There are fewer folks now, maybe only some thousand. Although one may nonetheless see a wisp of black popping out of the plant’s smoke stack, the preventing had led many to flee the areas nearer to the contact line. What stays are the rusting husks of a brutalist, industrial cityscape gone to seed.
The roads from past Novoluhansk to the contact line are so churned from ordinance that no driver dare motor on them for worry of getting to decelerate and danger getting hit by a separatist shell or sniper bullet.
But regardless of the uptick in violence, some residents of the village got here out to benefit from the final rays of the day’s solar, strolling down Kvartal Druzhba — it passes for a predominant thoroughfare in Novoluhansk — previous nearly-empty playgrounds and storefronts with sandbags organized earlier than them.
Standing on the counter of one of many retailers was Ina, a petite girl in her 30s who had as soon as lived in Donetsk metropolis.
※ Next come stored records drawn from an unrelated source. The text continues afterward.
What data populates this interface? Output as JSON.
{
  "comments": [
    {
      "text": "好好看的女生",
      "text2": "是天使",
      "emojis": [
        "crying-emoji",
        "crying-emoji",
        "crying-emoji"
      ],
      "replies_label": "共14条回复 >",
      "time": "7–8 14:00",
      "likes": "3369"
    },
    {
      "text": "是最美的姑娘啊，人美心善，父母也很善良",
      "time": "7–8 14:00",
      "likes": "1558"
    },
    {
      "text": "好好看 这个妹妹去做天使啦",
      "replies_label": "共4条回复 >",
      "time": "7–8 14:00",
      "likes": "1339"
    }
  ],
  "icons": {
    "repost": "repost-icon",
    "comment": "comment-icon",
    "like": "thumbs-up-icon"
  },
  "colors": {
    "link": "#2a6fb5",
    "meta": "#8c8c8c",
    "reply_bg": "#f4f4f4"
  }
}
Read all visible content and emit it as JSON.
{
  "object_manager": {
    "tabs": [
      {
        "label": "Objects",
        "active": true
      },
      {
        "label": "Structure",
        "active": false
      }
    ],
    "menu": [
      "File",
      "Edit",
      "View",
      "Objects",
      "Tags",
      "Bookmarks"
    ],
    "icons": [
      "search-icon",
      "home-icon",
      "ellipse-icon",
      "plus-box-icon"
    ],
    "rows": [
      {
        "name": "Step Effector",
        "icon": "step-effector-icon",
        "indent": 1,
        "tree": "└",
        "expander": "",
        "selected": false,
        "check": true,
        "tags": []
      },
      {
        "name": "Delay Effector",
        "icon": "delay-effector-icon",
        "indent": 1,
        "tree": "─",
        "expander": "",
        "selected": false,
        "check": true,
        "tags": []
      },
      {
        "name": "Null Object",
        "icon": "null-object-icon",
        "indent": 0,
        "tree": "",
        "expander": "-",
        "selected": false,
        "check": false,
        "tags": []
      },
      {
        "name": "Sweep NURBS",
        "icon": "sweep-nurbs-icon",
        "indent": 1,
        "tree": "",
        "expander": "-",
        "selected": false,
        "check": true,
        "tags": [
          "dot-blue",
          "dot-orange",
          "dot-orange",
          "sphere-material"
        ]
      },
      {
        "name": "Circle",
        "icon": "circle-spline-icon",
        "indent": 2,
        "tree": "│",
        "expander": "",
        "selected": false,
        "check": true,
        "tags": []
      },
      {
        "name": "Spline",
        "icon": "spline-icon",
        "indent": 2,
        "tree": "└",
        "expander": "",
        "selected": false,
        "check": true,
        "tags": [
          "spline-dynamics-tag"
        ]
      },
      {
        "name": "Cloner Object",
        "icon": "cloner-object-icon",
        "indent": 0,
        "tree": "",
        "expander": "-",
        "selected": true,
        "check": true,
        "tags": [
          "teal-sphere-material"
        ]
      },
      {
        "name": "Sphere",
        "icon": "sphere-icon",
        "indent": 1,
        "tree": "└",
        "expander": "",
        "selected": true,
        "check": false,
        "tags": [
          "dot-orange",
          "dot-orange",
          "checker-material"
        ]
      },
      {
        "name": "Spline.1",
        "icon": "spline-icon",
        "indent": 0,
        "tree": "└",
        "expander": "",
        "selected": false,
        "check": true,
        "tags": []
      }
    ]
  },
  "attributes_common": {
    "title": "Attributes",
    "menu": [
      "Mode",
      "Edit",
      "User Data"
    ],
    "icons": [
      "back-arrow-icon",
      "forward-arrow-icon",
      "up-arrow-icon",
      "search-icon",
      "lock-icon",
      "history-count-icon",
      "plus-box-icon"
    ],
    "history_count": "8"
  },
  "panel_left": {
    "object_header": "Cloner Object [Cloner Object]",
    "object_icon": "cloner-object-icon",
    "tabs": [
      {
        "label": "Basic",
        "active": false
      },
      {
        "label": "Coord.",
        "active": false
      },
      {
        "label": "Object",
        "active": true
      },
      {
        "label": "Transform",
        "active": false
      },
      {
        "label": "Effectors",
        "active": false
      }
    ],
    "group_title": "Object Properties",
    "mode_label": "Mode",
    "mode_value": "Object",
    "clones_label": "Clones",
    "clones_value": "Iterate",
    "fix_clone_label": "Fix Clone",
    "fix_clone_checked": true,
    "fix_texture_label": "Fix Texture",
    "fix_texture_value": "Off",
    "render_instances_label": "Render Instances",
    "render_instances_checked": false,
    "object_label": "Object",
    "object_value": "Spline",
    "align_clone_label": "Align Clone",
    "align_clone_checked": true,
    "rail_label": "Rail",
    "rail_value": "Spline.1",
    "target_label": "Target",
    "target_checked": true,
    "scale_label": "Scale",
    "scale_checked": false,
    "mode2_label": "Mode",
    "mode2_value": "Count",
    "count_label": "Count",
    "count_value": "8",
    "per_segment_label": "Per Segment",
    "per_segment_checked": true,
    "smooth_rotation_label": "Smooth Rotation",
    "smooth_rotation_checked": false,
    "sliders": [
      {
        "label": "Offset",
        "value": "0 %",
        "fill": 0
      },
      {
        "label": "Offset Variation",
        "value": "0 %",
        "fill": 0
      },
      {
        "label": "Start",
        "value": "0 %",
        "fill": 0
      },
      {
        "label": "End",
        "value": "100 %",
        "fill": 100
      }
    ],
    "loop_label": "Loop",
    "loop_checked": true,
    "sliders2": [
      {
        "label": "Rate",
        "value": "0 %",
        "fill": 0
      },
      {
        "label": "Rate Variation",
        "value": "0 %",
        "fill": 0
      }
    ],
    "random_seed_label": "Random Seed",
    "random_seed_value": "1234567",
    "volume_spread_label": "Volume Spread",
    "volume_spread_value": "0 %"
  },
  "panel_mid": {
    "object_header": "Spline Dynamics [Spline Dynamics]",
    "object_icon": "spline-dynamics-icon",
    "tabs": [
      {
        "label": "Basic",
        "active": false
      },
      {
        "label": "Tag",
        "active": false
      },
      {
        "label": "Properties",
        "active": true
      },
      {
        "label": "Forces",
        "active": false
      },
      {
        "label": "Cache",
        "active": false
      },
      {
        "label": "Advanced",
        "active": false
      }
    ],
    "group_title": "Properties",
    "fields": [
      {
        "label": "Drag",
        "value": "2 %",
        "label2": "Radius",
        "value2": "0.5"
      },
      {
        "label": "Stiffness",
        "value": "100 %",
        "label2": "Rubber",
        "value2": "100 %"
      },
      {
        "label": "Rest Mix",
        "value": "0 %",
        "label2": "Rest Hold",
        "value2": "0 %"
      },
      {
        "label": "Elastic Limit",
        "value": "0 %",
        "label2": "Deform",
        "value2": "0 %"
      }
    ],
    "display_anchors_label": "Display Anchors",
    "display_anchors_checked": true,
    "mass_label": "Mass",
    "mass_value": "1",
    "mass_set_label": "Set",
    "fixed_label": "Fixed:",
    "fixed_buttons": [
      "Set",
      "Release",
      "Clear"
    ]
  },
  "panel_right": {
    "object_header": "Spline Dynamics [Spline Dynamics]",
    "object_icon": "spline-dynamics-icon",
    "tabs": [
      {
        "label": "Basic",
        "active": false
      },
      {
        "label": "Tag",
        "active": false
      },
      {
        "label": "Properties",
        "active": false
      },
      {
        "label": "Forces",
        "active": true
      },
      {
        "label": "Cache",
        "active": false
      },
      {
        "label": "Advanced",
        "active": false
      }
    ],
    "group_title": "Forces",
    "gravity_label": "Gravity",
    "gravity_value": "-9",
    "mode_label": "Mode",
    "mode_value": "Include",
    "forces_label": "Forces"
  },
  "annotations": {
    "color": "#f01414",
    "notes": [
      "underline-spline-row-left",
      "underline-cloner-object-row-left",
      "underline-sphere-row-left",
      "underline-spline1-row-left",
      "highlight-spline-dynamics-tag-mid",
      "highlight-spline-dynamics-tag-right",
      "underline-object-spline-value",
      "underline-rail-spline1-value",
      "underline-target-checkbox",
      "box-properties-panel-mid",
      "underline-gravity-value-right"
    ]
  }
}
When the warfare began, she moved right here. It had been a comparatively quiet life, she stated, however it appeared now the warfare was following her.
“It’s by no means been this unhealthy within the shelling,” she stated.
Minutes later, she closed her common retailer, hurrying down the street to get to her residence. She lowered her head in opposition to the winds of the February winter evening whereas the booms of shells reverberated via the streets.